Genome Annotation of Drosophila Biarmipes Dot Chromosome Contig 38

Saturday, 14 February 2015
Exhibit Hall (San Jose Convention Center)
Brian Arko, National University, Costa Mesa, CA
The small “dot” chromosome (Muller F element) of D. melanogaster exhibits unique properties, making it the focus of a comparative genomics study organized by the Genomics Education Partnership (GEP; at Washington University in St. Louis.  This chromosome exhibits many heterochromatic features, including a high density of repeats, lack of meiotic recombination, late replication, and association with heterochromatic proteins.  Nonetheless, it contains ~80 genes.  A comparative genomic analysis of Muller F elements of Drosophila species should provide insights into the nature of heterochromatin formation and evolution.  GEP students have completed sequence improvement and analysis of the D. virilis, D. erecta, D. mojavensis and D. grimshawi dot chromosomes, to look at the patterns over 40 million years of evolution. We are now working on the F element chromosome and a euchromatic reference region of D. biarmipes, a species closely related to D. melanogaster, which should facilitate identifying dot chromosome regulatory motifs.

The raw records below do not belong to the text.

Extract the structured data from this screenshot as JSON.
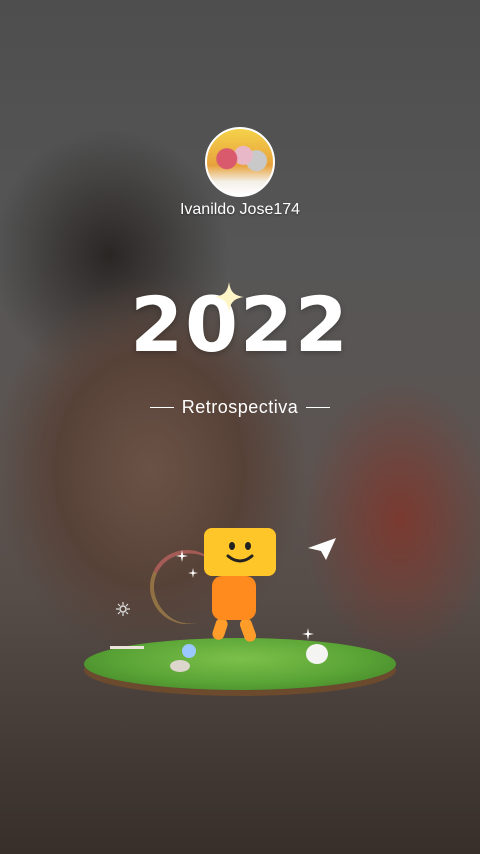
{
  "profile": {
    "username": "Ivanildo Jose174"
  },
  "recap": {
    "year": "2022",
    "title": "Retrospectiva"
  },
  "icons": {
    "avatar": "profile-photo",
    "sparkle": "sparkle-icon",
    "mascot": "smiley-box-mascot",
    "plane": "paper-plane-icon"
  },
  "colors": {
    "mascot_head": "#ffc62a",
    "mascot_body": "#ff8a1e",
    "grass": "#5aa436"
  }
}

The goal of this project was to annotate the genes of D. biarmipes dot chromosome contig 38. Basic Local Alignment Search Tool (BLAST) was used along with Gene Record Finder to compare the protein sequence of D. melanogaster exons to the D. biarmipes contig in order to locate the placement of the homologous exons in the latter species. Gene prediction programs were used to examine regions of the genome not immediately shown to contain genes. Additional tools such as RNAseq data and multiple BLAST analyses were used to confirm the gene models. The information was entered into Gene Model Checker to confirm the alignments, and a comprehensive map of the contig was compiled. Two genes were found on contig38, Slip1 and gw, with 3 and 6 isoforms, respectively. Slip1 isoforms all had unique coding regions, unlike the isoforms of gw, which shared identical coding regions in its 6 isoforms.  Results indicate no significant changes in splice sites, for either the Slip1 nor the gw gene in D. biarmipes compared to D. melanogaster. Overall, both genes showed a high degree of homology with their D. melanogaster orthologs.  We also present preliminary annotation of transcriptional start sites (TSS) in D. biarmipes, an analysis that will facilitate a search for regulatory elements based on conservation among species.